**TASK INPUT:**

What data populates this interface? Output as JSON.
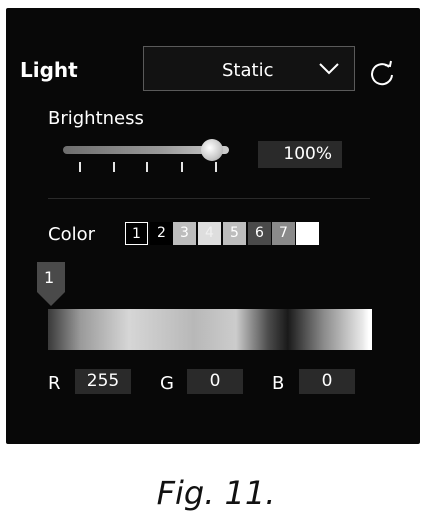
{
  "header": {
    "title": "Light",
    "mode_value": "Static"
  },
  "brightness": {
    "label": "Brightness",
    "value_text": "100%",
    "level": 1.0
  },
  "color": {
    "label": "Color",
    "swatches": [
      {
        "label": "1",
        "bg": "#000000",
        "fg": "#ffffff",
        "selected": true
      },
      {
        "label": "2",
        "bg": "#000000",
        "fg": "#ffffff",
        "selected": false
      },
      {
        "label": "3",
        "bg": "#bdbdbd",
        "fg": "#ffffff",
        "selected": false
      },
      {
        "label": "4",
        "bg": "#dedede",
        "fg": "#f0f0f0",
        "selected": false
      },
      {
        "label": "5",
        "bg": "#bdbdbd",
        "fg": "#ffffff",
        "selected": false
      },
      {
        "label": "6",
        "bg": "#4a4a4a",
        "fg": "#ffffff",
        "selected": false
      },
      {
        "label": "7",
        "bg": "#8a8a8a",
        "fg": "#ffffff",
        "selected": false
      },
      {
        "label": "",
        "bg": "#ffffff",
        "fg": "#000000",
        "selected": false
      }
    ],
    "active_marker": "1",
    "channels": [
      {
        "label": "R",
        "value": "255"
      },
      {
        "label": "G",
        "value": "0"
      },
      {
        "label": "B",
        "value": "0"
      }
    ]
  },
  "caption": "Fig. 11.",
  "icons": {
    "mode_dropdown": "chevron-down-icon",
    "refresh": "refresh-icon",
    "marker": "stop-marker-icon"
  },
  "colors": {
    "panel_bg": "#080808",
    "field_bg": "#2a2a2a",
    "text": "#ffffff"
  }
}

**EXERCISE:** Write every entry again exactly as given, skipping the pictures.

**WRITTEN ANSWER:**
What data populates this interface? Output as JSON.
{
  "header": {
    "title": "Light",
    "mode_value": "Static"
  },
  "brightness": {
    "label": "Brightness",
    "value_text": "100%",
    "level": 1.0
  },
  "color": {
    "label": "Color",
    "swatches": [
      {
        "label": "1",
        "bg": "#000000",
        "fg": "#ffffff",
        "selected": true
      },
      {
        "label": "2",
        "bg": "#000000",
        "fg": "#ffffff",
        "selected": false
      },
      {
        "label": "3",
        "bg": "#bdbdbd",
        "fg": "#ffffff",
        "selected": false
      },
      {
        "label": "4",
        "bg": "#dedede",
        "fg": "#f0f0f0",
        "selected": false
      },
      {
        "label": "5",
        "bg": "#bdbdbd",
        "fg": "#ffffff",
        "selected": false
      },
      {
        "label": "6",
        "bg": "#4a4a4a",
        "fg": "#ffffff",
        "selected": false
      },
      {
        "label": "7",
        "bg": "#8a8a8a",
        "fg": "#ffffff",
        "selected": false
      },
      {
        "label": "",
        "bg": "#ffffff",
        "fg": "#000000",
        "selected": false
      }
    ],
    "active_marker": "1",
    "channels": [
      {
        "label": "R",
        "value": "255"
      },
      {
        "label": "G",
        "value": "0"
      },
      {
        "label": "B",
        "value": "0"
      }
    ]
  },
  "caption": "Fig. 11.",
  "icons": {
    "mode_dropdown": "chevron-down-icon",
    "refresh": "refresh-icon",
    "marker": "stop-marker-icon"
  },
  "colors": {
    "panel_bg": "#080808",
    "field_bg": "#2a2a2a",
    "text": "#ffffff"
  }
}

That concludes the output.